Work task: I'd like the entries reproduced exactly, with the images omitted.

Dataset entries:
/---

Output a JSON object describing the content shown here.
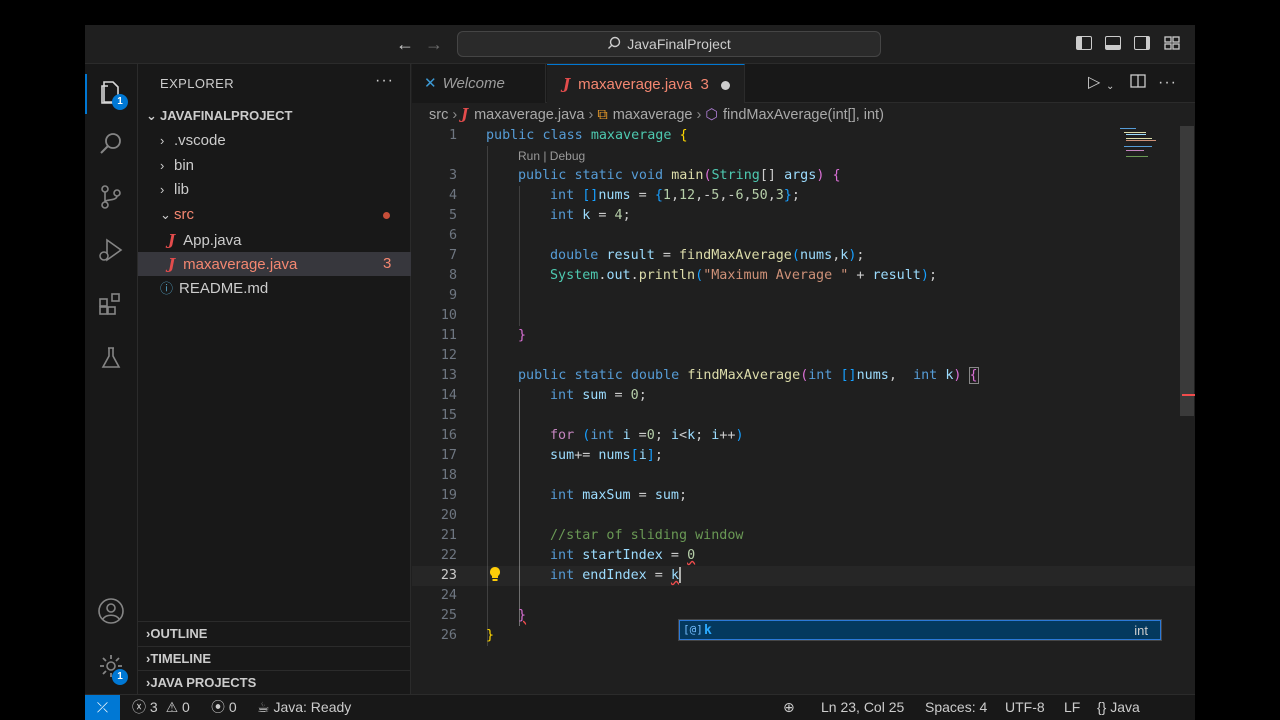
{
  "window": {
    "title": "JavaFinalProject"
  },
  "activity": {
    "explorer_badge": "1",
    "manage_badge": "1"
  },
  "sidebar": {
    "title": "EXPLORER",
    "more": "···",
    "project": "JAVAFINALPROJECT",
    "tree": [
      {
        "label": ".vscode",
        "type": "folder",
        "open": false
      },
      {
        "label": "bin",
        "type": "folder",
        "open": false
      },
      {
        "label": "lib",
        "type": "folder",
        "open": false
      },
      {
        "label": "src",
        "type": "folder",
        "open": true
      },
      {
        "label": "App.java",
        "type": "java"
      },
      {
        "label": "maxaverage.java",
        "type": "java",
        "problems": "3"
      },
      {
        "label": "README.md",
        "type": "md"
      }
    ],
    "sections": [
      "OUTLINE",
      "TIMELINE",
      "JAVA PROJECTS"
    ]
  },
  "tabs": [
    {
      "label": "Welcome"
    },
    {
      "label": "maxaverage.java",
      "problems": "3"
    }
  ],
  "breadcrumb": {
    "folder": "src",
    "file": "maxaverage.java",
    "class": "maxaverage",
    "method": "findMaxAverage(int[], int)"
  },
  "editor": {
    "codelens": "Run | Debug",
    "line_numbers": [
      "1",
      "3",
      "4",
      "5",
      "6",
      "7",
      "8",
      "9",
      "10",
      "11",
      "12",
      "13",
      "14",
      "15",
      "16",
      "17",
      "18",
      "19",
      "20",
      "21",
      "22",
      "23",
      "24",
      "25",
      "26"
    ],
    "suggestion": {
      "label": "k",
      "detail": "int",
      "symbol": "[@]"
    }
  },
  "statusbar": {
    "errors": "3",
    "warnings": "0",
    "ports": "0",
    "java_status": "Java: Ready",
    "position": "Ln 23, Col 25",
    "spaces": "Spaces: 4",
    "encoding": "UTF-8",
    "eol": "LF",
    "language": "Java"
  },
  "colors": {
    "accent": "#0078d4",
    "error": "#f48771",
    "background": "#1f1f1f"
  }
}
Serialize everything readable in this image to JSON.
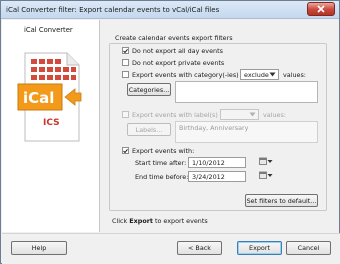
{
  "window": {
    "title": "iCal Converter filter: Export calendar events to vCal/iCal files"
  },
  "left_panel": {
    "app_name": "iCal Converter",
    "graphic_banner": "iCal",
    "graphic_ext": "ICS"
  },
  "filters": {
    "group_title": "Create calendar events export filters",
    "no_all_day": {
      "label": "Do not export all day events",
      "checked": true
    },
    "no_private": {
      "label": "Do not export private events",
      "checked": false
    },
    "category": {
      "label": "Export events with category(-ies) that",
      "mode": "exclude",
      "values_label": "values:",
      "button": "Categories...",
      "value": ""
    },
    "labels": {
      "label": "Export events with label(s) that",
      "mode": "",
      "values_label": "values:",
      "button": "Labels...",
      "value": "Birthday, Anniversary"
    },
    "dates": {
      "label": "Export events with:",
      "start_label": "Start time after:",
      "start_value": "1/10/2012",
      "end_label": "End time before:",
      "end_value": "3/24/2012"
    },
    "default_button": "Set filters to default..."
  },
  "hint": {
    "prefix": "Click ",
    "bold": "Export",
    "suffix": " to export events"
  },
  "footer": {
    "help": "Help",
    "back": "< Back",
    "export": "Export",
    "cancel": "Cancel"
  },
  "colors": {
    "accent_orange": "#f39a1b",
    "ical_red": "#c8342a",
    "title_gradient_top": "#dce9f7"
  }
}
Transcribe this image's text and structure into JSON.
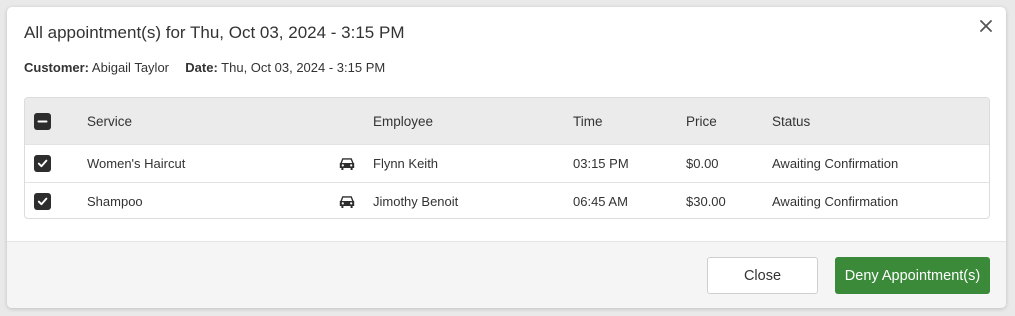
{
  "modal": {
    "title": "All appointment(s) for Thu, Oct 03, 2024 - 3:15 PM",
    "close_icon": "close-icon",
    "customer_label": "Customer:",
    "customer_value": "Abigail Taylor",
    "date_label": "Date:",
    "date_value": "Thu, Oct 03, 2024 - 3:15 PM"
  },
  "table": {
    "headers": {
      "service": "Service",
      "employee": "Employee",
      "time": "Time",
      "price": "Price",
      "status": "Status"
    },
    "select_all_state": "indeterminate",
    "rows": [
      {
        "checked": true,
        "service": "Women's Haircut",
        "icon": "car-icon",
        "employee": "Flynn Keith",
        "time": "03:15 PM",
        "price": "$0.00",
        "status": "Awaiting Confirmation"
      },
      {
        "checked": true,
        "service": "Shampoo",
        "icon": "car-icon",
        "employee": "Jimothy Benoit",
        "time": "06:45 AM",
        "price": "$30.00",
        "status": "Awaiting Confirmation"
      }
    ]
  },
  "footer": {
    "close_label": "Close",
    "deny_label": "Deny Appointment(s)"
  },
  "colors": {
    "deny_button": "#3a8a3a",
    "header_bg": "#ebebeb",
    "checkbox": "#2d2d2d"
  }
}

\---

Exercise result:
Output a JSON object describing the content shown here.
{
  "window": {
    "title": "JavaFinalProject"
  },
  "activity": {
    "explorer_badge": "1",
    "manage_badge": "1"
  },
  "sidebar": {
    "title": "EXPLORER",
    "more": "···",
    "project": "JAVAFINALPROJECT",
    "tree": [
      {
        "label": ".vscode",
        "type": "folder",
        "open": false
      },
      {
        "label": "bin",
        "type": "folder",
        "open": false
      },
      {
        "label": "lib",
        "type": "folder",
        "open": false
      },
      {
        "label": "src",
        "type": "folder",
        "open": true
      },
      {
        "label": "App.java",
        "type": "java"
      },
      {
        "label": "maxaverage.java",
        "type": "java",
        "problems": "3"
      },
      {
        "label": "README.md",
        "type": "md"
      }
    ],
    "sections": [
      "OUTLINE",
      "TIMELINE",
      "JAVA PROJECTS"
    ]
  },
  "tabs": [
    {
      "label": "Welcome"
    },
    {
      "label": "maxaverage.java",
      "problems": "3"
    }
  ],
  "breadcrumb": {
    "folder": "src",
    "file": "maxaverage.java",
    "class": "maxaverage",
    "method": "findMaxAverage(int[], int)"
  },
  "editor": {
    "codelens": "Run | Debug",
    "line_numbers": [
      "1",
      "3",
      "4",
      "5",
      "6",
      "7",
      "8",
      "9",
      "10",
      "11",
      "12",
      "13",
      "14",
      "15",
      "16",
      "17",
      "18",
      "19",
      "20",
      "21",
      "22",
      "23",
      "24",
      "25",
      "26"
    ],
    "suggestion": {
      "label": "k",
      "detail": "int",
      "symbol": "[@]"
    }
  },
  "statusbar": {
    "errors": "3",
    "warnings": "0",
    "ports": "0",
    "java_status": "Java: Ready",
    "position": "Ln 23, Col 25",
    "spaces": "Spaces: 4",
    "encoding": "UTF-8",
    "eol": "LF",
    "language": "Java"
  },
  "colors": {
    "accent": "#0078d4",
    "error": "#f48771",
    "background": "#1f1f1f"
  }
}
Serialize everything readable in this image to JSON.
{
  "window": {
    "title": "iCal Converter filter: Export calendar events to vCal/iCal files"
  },
  "left_panel": {
    "app_name": "iCal Converter",
    "graphic_banner": "iCal",
    "graphic_ext": "ICS"
  },
  "filters": {
    "group_title": "Create calendar events export filters",
    "no_all_day": {
      "label": "Do not export all day events",
      "checked": true
    },
    "no_private": {
      "label": "Do not export private events",
      "checked": false
    },
    "category": {
      "label": "Export events with category(-ies) that",
      "mode": "exclude",
      "values_label": "values:",
      "button": "Categories...",
      "value": ""
    },
    "labels": {
      "label": "Export events with label(s) that",
      "mode": "",
      "values_label": "values:",
      "button": "Labels...",
      "value": "Birthday, Anniversary"
    },
    "dates": {
      "label": "Export events with:",
      "start_label": "Start time after:",
      "start_value": "1/10/2012",
      "end_label": "End time before:",
      "end_value": "3/24/2012"
    },
    "default_button": "Set filters to default..."
  },
  "hint": {
    "prefix": "Click ",
    "bold": "Export",
    "suffix": " to export events"
  },
  "footer": {
    "help": "Help",
    "back": "< Back",
    "export": "Export",
    "cancel": "Cancel"
  },
  "colors": {
    "accent_orange": "#f39a1b",
    "ical_red": "#c8342a",
    "title_gradient_top": "#dce9f7"
  }
}
Transcribe this image's text and structure into JSON.
{
  "modal": {
    "title": "All appointment(s) for Thu, Oct 03, 2024 - 3:15 PM",
    "close_icon": "close-icon",
    "customer_label": "Customer:",
    "customer_value": "Abigail Taylor",
    "date_label": "Date:",
    "date_value": "Thu, Oct 03, 2024 - 3:15 PM"
  },
  "table": {
    "headers": {
      "service": "Service",
      "employee": "Employee",
      "time": "Time",
      "price": "Price",
      "status": "Status"
    },
    "select_all_state": "indeterminate",
    "rows": [
      {
        "checked": true,
        "service": "Women's Haircut",
        "icon": "car-icon",
        "employee": "Flynn Keith",
        "time": "03:15 PM",
        "price": "$0.00",
        "status": "Awaiting Confirmation"
      },
      {
        "checked": true,
        "service": "Shampoo",
        "icon": "car-icon",
        "employee": "Jimothy Benoit",
        "time": "06:45 AM",
        "price": "$30.00",
        "status": "Awaiting Confirmation"
      }
    ]
  },
  "footer": {
    "close_label": "Close",
    "deny_label": "Deny Appointment(s)"
  },
  "colors": {
    "deny_button": "#3a8a3a",
    "header_bg": "#ebebeb",
    "checkbox": "#2d2d2d"
  }
}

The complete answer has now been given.